- **WHAT YOU NEED TO DO**:
All lines of the entries with "Symbol" in them must be listed.
☆ ☆ ☆ ☆ ☆
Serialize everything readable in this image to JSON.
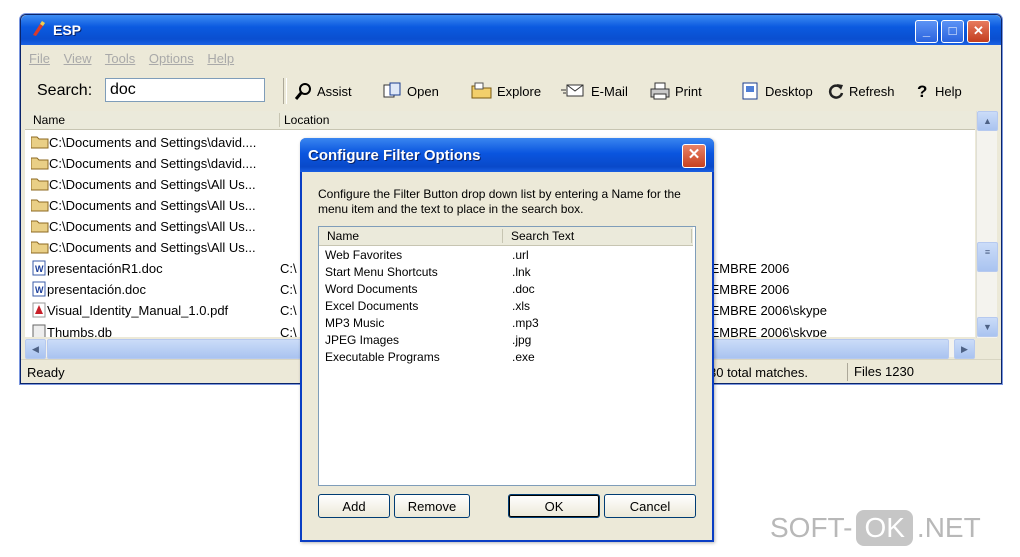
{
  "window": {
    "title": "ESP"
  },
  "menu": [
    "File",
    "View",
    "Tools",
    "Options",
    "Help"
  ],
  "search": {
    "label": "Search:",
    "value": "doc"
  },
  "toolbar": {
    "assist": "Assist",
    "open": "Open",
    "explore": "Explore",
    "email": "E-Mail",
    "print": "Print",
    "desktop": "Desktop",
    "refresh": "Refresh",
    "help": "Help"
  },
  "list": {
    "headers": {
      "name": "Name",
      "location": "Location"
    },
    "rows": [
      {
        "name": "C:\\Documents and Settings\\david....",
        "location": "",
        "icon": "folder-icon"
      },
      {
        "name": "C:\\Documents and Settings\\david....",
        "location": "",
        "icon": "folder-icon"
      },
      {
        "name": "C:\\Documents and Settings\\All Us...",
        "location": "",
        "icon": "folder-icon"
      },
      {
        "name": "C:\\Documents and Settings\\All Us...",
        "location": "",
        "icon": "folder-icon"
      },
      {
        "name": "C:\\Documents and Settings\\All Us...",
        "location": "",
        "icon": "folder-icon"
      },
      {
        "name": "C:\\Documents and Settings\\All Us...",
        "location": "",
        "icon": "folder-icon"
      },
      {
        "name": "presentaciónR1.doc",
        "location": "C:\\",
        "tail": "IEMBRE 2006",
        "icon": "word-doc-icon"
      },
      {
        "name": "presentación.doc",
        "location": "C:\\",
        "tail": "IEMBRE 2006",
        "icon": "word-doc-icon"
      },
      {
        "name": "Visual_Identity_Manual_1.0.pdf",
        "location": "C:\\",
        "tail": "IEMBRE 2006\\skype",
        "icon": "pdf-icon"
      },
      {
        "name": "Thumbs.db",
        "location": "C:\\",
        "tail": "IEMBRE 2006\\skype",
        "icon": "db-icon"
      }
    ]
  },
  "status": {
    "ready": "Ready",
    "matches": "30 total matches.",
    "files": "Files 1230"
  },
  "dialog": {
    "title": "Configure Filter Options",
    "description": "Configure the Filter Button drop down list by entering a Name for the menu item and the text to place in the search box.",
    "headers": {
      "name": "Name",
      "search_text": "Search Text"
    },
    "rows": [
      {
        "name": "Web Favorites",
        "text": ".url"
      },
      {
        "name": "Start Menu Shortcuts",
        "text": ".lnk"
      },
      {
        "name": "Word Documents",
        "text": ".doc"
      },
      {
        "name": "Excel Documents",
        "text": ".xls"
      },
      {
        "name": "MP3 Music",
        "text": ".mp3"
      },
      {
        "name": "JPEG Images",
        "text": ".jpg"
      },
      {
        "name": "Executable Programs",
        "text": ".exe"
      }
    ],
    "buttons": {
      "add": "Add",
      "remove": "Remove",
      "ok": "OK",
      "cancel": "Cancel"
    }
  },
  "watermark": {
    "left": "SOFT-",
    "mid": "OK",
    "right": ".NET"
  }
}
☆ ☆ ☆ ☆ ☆
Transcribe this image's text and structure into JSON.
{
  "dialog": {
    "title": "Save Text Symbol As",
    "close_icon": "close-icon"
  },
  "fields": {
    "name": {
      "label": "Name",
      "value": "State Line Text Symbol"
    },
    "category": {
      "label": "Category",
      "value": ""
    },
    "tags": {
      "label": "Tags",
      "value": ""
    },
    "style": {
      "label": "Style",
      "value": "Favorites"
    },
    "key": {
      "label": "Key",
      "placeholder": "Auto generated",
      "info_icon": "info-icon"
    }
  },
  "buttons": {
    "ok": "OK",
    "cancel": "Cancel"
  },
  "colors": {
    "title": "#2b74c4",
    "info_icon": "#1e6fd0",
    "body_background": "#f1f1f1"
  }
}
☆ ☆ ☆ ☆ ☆
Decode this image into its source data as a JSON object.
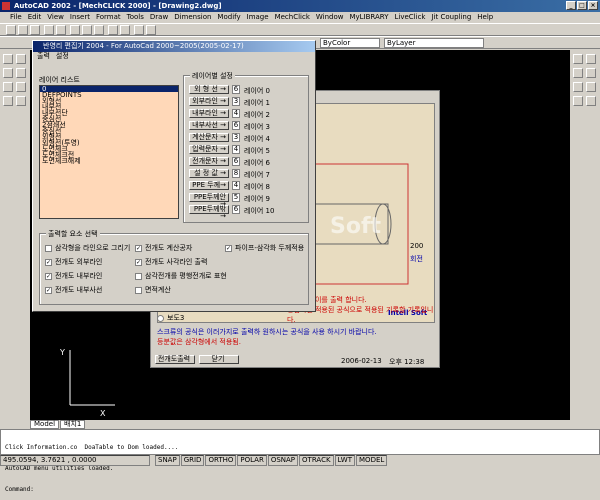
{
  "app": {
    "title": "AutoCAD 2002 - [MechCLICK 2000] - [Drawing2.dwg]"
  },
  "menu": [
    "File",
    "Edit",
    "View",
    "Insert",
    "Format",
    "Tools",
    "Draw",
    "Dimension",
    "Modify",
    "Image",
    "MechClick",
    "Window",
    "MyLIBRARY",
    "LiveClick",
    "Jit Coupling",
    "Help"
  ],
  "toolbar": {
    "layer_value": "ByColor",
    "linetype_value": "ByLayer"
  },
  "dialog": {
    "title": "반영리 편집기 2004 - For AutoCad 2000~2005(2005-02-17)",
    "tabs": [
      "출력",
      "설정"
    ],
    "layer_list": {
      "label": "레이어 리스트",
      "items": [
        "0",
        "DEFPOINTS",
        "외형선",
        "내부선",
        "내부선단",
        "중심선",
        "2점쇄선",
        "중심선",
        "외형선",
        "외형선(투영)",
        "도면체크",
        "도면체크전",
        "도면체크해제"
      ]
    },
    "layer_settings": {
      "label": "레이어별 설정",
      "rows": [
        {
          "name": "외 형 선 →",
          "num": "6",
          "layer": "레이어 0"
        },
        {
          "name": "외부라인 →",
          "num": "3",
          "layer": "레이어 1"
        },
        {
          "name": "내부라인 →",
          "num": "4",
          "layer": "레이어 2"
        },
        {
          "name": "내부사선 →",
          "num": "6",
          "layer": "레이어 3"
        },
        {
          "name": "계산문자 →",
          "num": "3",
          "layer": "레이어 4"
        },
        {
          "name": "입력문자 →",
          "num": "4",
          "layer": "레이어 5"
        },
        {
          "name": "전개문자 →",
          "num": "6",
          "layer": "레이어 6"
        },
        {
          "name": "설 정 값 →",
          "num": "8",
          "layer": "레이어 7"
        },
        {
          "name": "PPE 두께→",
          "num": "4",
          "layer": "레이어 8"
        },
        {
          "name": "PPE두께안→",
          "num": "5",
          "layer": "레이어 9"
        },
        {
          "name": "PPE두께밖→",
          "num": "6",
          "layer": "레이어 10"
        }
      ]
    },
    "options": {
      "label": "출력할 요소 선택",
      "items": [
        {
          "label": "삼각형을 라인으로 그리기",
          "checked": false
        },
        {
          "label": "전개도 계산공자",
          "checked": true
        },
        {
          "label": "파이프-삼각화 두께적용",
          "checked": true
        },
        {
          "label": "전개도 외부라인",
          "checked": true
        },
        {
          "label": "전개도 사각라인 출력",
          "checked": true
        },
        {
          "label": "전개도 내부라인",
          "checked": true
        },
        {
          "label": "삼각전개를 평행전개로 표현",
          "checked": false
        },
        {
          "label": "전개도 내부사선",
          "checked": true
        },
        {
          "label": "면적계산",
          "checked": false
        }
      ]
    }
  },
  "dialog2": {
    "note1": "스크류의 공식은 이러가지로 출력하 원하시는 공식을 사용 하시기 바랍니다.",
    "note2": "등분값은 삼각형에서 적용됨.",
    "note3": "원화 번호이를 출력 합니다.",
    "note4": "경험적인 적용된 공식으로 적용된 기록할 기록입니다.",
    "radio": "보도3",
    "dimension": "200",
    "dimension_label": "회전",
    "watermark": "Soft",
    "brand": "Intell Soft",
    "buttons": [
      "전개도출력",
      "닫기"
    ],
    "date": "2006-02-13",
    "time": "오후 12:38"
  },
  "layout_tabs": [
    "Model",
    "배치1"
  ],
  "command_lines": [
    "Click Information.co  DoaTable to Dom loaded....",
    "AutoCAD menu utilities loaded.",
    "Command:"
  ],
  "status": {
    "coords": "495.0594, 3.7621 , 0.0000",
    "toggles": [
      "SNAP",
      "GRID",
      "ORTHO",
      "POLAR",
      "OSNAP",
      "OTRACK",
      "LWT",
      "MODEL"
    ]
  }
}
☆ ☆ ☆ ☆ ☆
- **EXERCISE OUTPUT**:
    "title": "Save Text Symbol As",
      "value": "State Line Text Symbol"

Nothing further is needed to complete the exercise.